* Directions for this task
Repeat the lines below exactly as they appear, but leave out the images.

* Data section
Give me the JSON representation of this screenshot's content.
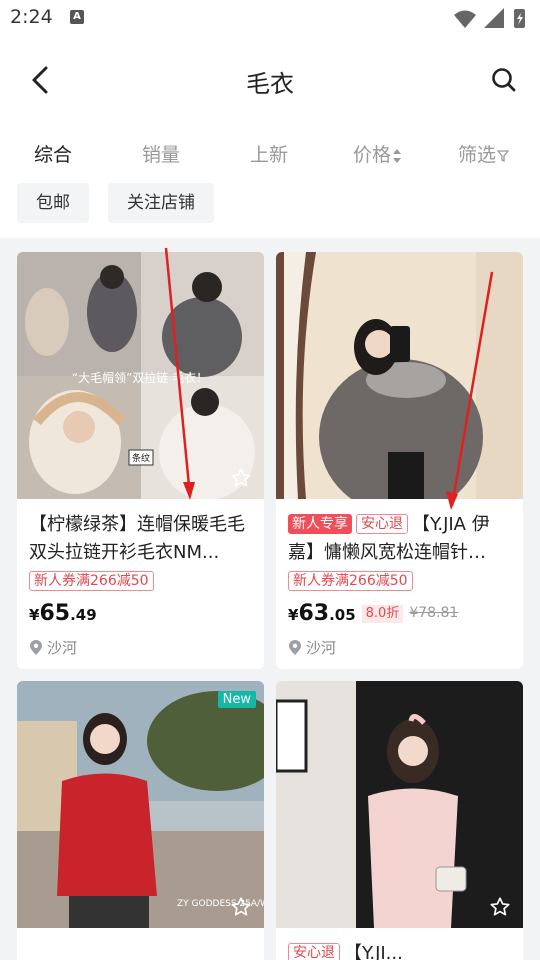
{
  "status_bar": {
    "time": "2:24",
    "notif_letter": "A"
  },
  "header": {
    "title": "毛衣"
  },
  "sort_tabs": [
    {
      "label": "综合",
      "active": true
    },
    {
      "label": "销量",
      "active": false
    },
    {
      "label": "上新",
      "active": false
    },
    {
      "label": "价格",
      "active": false
    },
    {
      "label": "筛选",
      "active": false
    }
  ],
  "chips": [
    "包邮",
    "关注店铺"
  ],
  "products": [
    {
      "title": "【柠檬绿茶】连帽保暖毛毛双头拉链开衫毛衣NM...",
      "coupon": "新人券满266减50",
      "price_currency": "¥",
      "price_int": "65",
      "price_dec": ".49",
      "location": "沙河"
    },
    {
      "tag_new": "新人专享",
      "tag_safe": "安心退",
      "title": "【Y.JIA 伊嘉】慵懒风宽松连帽针…",
      "coupon": "新人券满266减50",
      "price_currency": "¥",
      "price_int": "63",
      "price_dec": ".05",
      "discount": "8.0折",
      "orig_price": "¥78.81",
      "location": "沙河"
    },
    {
      "badge": "New"
    },
    {
      "tag_safe": "安心退",
      "title": "【Y.JI..."
    }
  ],
  "image_text": {
    "p1_overlay_top": "“大毛帽领”双拉链 毛衣！",
    "p1_sticker": "条纹",
    "p3_caption": "ZY GODDESS 25A/W"
  },
  "colors": {
    "accent_red": "#e5484f",
    "new_badge": "#14b8a6",
    "background": "#f2f3f5"
  }
}
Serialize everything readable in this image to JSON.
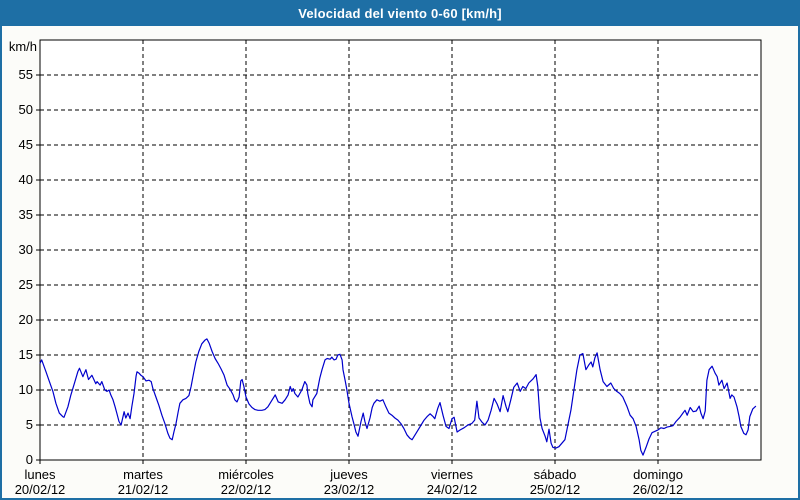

* Result for this task
Give me the JSON representation of this screenshot's content.
{
  "status_bar": {
    "time": "2:24",
    "notif_letter": "A"
  },
  "header": {
    "title": "毛衣"
  },
  "sort_tabs": [
    {
      "label": "综合",
      "active": true
    },
    {
      "label": "销量",
      "active": false
    },
    {
      "label": "上新",
      "active": false
    },
    {
      "label": "价格",
      "active": false
    },
    {
      "label": "筛选",
      "active": false
    }
  ],
  "chips": [
    "包邮",
    "关注店铺"
  ],
  "products": [
    {
      "title": "【柠檬绿茶】连帽保暖毛毛双头拉链开衫毛衣NM...",
      "coupon": "新人券满266减50",
      "price_currency": "¥",
      "price_int": "65",
      "price_dec": ".49",
      "location": "沙河"
    },
    {
      "tag_new": "新人专享",
      "tag_safe": "安心退",
      "title": "【Y.JIA 伊嘉】慵懒风宽松连帽针…",
      "coupon": "新人券满266减50",
      "price_currency": "¥",
      "price_int": "63",
      "price_dec": ".05",
      "discount": "8.0折",
      "orig_price": "¥78.81",
      "location": "沙河"
    },
    {
      "badge": "New"
    },
    {
      "tag_safe": "安心退",
      "title": "【Y.JI..."
    }
  ],
  "image_text": {
    "p1_overlay_top": "“大毛帽领”双拉链 毛衣！",
    "p1_sticker": "条纹",
    "p3_caption": "ZY GODDESS 25A/W"
  },
  "colors": {
    "accent_red": "#e5484f",
    "new_badge": "#14b8a6",
    "background": "#f2f3f5"
  }
}
Serialize everything readable in this image to JSON.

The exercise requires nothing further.